Search Results
    August 05, 2020 | 8:00 AM

    Quiz: How Much Do You Know About Hurricanes and Our Changing Climate?

    Hurricane season is here – and it’s off to a busy start.

    Already in 2020, at the time of publish (August 5, 2020), there have been nine named storms in the Atlantic, including its first full-on hurricane, Hanna, which made landfall on Padre Island, Texas on July 25.

    In the Pacific, Hurricane Douglas had the Hawaiian Islands on high alert. Indeed, while tropical systems and even hurricanes regularly bring heavy rains and gusty winds to the islands, Douglas made a very close pass and for a time threatened to be just the third hurricane on record to make landfall in Hawaii.

    And we’ve still not reached the peak of hurricane season. The National Oceanic and Atmospheric Administration’s Climate Prediction Center, a division of the National Weather Service, is predicting an above-average season for 2020 in the Atlantic.

    A screenshot of a cell phone

    Via NOAA

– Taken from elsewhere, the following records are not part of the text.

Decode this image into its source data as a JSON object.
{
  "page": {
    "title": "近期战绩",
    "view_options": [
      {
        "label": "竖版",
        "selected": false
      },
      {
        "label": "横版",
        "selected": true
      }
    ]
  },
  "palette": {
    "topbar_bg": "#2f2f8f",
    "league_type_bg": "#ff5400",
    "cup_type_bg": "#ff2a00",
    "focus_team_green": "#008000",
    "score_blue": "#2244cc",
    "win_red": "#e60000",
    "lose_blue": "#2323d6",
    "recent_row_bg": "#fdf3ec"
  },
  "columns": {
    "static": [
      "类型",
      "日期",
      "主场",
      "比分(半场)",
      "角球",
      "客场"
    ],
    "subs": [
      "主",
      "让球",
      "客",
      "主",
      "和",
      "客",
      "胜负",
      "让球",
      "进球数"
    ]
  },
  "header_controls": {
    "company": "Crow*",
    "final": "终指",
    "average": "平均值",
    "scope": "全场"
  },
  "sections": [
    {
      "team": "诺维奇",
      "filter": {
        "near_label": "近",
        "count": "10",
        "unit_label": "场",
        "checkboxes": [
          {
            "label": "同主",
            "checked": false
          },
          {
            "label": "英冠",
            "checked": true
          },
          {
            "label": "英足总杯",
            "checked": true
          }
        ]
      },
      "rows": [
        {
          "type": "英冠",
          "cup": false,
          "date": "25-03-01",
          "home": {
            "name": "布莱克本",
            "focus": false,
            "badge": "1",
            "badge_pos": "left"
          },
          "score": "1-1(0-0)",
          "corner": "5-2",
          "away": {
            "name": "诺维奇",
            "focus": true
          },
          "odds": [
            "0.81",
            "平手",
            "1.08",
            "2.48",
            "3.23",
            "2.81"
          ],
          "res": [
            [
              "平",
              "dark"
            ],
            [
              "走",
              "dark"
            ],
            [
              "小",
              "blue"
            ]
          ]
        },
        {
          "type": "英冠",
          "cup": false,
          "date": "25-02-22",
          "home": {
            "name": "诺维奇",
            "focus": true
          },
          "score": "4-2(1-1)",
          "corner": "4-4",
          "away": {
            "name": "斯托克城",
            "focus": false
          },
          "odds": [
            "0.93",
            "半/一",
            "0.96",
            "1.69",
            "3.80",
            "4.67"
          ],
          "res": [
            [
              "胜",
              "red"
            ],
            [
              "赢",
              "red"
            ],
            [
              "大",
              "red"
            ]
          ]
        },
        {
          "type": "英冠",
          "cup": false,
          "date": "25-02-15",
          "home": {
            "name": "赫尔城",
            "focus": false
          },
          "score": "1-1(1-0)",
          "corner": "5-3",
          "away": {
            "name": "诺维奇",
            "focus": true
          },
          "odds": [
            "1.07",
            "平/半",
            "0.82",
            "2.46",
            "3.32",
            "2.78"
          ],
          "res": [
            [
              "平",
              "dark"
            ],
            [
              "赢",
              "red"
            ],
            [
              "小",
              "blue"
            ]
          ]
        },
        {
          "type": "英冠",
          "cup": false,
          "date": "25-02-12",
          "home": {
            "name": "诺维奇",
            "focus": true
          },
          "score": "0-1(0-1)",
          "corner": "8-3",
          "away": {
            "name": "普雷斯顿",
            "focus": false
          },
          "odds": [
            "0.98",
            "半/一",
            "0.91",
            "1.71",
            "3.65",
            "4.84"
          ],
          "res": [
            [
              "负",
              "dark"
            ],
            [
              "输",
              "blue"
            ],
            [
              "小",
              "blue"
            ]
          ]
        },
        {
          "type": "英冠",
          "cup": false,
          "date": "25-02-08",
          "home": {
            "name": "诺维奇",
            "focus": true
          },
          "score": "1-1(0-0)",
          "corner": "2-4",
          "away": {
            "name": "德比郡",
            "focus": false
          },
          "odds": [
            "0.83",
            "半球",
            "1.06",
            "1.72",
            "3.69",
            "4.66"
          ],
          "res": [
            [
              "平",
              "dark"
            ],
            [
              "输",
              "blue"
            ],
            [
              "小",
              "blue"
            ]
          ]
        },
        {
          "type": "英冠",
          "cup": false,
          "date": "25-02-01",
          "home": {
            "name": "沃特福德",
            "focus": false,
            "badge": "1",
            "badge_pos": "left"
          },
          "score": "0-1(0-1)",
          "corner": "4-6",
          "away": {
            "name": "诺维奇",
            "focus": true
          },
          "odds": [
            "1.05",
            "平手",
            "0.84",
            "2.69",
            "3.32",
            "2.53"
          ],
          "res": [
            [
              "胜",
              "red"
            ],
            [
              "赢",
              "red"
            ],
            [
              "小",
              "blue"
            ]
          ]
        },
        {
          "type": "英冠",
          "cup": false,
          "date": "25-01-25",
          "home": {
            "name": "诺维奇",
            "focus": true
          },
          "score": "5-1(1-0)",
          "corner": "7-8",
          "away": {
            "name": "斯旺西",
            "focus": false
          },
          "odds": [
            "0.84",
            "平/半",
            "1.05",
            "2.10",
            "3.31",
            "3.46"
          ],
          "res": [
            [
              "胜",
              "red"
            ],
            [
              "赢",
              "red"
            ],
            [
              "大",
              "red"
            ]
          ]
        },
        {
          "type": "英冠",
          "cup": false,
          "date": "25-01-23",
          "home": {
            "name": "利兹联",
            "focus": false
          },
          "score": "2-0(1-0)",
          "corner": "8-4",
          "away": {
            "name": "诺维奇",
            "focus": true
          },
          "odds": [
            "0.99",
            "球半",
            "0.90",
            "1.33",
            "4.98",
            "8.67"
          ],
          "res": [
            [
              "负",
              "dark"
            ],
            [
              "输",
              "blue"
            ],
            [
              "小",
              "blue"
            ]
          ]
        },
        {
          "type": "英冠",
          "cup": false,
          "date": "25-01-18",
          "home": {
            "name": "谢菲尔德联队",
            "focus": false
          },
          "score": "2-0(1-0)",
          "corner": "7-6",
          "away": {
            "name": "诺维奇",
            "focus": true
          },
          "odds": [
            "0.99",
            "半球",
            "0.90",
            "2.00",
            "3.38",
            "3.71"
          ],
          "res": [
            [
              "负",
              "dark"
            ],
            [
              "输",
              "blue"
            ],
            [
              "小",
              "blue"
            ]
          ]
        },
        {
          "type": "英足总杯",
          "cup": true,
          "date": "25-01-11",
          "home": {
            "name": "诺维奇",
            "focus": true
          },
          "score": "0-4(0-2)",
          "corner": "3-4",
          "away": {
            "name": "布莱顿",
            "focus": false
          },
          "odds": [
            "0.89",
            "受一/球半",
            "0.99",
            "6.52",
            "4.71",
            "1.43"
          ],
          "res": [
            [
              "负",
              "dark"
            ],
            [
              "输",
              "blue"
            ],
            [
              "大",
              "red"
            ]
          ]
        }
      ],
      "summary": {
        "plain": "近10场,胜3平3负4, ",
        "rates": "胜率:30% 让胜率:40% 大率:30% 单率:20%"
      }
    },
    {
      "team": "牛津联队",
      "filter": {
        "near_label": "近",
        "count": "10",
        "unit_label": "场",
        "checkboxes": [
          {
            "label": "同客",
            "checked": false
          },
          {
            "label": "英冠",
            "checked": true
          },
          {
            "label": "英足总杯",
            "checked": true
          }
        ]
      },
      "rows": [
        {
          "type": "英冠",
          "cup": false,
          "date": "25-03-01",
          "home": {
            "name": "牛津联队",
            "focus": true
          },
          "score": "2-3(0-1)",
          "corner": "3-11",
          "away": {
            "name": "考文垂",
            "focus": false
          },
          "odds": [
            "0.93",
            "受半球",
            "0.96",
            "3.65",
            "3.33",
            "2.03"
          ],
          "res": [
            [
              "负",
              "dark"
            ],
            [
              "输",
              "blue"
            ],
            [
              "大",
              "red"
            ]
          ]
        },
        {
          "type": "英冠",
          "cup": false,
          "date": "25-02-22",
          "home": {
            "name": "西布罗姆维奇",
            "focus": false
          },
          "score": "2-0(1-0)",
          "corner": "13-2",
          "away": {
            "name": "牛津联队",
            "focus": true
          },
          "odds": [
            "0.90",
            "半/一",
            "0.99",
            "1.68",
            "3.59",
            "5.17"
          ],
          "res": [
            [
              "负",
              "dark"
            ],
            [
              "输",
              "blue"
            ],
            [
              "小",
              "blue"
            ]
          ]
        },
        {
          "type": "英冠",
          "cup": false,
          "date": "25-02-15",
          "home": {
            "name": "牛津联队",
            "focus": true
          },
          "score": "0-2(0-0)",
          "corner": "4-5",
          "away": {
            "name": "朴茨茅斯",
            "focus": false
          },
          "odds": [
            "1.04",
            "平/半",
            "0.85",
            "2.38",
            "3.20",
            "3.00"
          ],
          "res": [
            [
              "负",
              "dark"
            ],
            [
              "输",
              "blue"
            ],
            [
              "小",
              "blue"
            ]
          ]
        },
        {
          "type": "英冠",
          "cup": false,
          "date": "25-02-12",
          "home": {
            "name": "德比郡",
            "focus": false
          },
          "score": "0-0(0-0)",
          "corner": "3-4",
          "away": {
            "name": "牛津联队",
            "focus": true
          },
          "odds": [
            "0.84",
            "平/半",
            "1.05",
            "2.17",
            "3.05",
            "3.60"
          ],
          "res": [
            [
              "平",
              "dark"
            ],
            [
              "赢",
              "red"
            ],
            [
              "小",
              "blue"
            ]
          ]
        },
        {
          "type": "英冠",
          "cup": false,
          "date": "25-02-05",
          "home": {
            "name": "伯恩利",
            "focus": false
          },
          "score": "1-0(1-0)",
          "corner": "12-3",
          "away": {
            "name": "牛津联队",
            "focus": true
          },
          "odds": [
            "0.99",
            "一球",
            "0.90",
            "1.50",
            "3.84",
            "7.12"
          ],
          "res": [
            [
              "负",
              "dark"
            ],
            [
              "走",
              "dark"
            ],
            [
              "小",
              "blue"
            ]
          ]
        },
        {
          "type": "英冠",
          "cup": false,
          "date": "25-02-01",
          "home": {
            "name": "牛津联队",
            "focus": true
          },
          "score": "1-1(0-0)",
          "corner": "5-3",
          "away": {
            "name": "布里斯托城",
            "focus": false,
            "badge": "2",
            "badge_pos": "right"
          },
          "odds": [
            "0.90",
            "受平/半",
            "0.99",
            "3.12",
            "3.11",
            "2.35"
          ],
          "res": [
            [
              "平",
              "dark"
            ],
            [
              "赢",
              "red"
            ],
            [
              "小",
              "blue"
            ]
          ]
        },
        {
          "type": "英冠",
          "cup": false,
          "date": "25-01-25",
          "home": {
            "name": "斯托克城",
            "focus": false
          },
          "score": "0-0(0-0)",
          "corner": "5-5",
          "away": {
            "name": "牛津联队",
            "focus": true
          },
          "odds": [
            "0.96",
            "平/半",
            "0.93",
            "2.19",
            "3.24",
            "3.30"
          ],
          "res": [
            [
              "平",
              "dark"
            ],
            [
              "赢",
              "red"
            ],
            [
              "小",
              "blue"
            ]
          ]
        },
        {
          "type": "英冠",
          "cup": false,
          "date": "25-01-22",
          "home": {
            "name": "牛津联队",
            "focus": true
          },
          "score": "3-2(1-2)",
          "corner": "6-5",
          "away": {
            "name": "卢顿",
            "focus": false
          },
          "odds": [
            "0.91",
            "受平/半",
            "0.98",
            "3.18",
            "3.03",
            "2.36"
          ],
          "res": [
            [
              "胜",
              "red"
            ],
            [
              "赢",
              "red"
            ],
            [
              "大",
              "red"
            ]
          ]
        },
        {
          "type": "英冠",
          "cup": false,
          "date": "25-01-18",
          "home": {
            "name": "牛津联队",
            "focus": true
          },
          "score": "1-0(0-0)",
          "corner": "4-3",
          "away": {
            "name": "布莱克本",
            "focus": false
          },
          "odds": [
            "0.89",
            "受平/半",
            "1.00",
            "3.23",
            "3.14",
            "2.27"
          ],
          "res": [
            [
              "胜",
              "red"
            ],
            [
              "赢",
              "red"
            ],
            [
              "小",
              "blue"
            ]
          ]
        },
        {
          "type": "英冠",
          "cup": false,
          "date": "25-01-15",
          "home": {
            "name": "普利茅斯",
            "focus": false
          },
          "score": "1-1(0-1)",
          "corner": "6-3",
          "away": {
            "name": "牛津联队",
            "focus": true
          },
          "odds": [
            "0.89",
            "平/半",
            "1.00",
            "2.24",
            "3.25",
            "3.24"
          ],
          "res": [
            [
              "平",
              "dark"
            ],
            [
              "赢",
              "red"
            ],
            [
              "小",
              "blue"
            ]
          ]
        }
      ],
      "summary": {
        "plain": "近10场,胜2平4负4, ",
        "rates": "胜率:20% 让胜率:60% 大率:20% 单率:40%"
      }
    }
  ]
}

    “The combination of several climate factors is driving the strong likelihood for above-normal activity in the Atlantic this year. El Nino Southern Oscillation (ENSO) conditions are expected to either remain neutral or to trend toward La Nina, meaning there will not be an El Nino present to suppress hurricane activity,” NOAA reports. “Also, warmer-than-average sea surface temperatures in the tropical Atlantic Ocean and Caribbean Sea, coupled with reduced vertical wind shear, weaker tropical Atlantic trade winds, and an enhanced west African monsoon all increase the likelihood for an above-normal Atlantic hurricane season. Similar conditions have been producing more active seasons since the current high-activity era began in 1995.”

    While all of the information above is important, the call-out to “warmer-than-average sea surface temperatures” caught our attention, in particular.

    Want to know why? Take our latest quiz and find out!


    So, is climate change really making hurricanes more dangerous?

    The simple answer is yes.

    But it’s not all bad news – because we can solve the climate crisis. And we will.

    Join our email list today to learn how. We’ll keep you posted on the latest developments in climate policy and what you can do to help create the change we need to work toward a better, more sustainable tomorrow for generations to come.

    Before You Go

    At Climate Reality, we work hard to create high-quality educational content like blogs, e-books, videos, and more to empower people all over the world to fight for climate solutions and stand together to drive the change we need. We are a nonprofit organization that believes there is hope in unity, and that together, we can build a safe, sustainable future.

    But we can't do it without your help.

    If you enjoyed what you’ve just read and would like to see more, please consider making a generous gift to support our ongoing work to fight climate denial and support solutions.

    The Climate Reality Project